The answer is a single figure: how many lines below contain the word "August".

++++ Excerpted data

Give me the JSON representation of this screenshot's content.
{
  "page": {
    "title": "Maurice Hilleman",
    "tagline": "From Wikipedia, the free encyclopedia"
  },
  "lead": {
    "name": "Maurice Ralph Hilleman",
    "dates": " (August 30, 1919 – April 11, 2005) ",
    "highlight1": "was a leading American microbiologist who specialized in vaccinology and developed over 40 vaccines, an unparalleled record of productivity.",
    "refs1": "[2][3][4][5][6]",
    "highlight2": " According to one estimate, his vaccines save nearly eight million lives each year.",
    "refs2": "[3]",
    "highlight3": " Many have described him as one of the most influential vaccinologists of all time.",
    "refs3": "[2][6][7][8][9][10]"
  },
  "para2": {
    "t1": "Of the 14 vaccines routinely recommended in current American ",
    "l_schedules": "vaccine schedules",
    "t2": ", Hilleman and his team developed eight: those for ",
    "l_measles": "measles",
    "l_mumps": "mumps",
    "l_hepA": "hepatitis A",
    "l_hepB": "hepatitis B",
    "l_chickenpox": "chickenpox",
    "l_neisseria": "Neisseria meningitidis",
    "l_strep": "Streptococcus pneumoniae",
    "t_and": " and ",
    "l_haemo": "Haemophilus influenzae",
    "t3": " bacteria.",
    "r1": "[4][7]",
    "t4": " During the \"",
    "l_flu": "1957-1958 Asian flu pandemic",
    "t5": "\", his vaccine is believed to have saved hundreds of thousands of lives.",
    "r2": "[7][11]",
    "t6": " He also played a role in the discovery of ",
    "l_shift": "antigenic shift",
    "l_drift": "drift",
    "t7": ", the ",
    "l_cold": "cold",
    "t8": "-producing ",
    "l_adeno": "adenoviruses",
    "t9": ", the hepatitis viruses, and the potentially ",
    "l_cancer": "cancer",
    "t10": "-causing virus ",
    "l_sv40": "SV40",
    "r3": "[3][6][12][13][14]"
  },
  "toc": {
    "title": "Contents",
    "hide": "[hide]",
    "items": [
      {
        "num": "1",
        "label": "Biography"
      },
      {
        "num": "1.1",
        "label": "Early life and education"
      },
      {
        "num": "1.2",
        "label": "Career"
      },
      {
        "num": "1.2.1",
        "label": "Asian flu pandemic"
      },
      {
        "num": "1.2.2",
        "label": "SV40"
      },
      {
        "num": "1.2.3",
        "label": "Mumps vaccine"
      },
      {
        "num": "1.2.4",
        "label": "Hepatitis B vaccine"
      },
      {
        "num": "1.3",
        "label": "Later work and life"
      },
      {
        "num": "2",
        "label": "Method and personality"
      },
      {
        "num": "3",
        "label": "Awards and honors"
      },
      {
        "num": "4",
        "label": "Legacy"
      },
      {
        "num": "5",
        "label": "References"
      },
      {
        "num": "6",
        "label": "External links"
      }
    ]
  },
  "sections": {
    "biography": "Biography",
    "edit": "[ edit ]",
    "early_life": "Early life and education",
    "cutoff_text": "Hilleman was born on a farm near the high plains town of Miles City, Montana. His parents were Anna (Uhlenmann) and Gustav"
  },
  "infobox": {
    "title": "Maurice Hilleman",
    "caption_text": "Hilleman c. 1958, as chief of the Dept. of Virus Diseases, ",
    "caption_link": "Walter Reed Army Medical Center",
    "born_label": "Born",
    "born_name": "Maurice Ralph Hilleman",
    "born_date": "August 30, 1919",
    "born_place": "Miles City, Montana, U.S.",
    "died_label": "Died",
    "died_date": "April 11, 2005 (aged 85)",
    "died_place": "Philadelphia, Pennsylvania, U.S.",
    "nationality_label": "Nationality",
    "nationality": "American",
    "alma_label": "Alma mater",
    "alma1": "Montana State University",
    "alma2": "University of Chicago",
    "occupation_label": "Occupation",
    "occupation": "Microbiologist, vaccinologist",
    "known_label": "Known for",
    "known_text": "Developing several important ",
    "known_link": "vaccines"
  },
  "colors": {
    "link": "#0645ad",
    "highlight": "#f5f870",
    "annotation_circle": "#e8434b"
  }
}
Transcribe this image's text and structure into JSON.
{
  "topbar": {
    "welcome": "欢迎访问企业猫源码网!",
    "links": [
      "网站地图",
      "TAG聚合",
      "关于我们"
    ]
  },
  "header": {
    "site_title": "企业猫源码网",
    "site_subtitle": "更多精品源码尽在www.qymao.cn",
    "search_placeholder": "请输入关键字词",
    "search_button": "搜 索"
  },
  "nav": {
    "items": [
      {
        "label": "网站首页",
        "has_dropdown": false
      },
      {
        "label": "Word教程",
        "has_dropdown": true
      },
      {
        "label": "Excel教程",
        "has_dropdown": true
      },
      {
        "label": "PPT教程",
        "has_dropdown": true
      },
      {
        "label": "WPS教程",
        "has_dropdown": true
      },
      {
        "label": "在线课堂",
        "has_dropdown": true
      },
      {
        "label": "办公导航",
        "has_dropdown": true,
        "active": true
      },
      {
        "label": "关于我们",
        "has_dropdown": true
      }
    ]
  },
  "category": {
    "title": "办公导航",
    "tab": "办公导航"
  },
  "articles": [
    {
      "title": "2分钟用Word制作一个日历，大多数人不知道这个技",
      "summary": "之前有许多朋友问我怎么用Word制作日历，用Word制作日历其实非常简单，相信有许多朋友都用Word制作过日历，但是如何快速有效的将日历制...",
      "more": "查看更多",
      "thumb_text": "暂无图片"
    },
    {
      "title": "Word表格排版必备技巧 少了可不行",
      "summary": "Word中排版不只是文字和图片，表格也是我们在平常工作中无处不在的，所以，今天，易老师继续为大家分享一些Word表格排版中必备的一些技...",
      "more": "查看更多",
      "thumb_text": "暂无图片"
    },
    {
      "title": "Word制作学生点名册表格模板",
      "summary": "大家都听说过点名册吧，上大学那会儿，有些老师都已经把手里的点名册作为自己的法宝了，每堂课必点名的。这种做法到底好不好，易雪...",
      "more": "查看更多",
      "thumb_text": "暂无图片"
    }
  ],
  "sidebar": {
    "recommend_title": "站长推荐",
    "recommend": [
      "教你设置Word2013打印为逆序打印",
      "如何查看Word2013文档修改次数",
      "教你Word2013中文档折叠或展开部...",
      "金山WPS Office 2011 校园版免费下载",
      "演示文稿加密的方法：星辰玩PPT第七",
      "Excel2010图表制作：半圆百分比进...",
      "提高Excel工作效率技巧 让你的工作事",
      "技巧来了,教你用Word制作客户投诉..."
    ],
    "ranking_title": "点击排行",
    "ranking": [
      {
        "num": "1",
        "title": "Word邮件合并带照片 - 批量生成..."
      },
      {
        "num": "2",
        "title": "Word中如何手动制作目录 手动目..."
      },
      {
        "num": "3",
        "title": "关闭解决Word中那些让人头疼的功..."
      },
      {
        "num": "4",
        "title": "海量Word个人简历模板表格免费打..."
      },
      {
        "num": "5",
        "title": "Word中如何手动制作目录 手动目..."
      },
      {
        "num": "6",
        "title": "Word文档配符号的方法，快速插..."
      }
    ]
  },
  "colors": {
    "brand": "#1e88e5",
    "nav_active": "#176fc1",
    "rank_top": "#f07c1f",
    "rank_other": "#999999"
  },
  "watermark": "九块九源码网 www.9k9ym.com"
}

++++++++

Expected answer – 2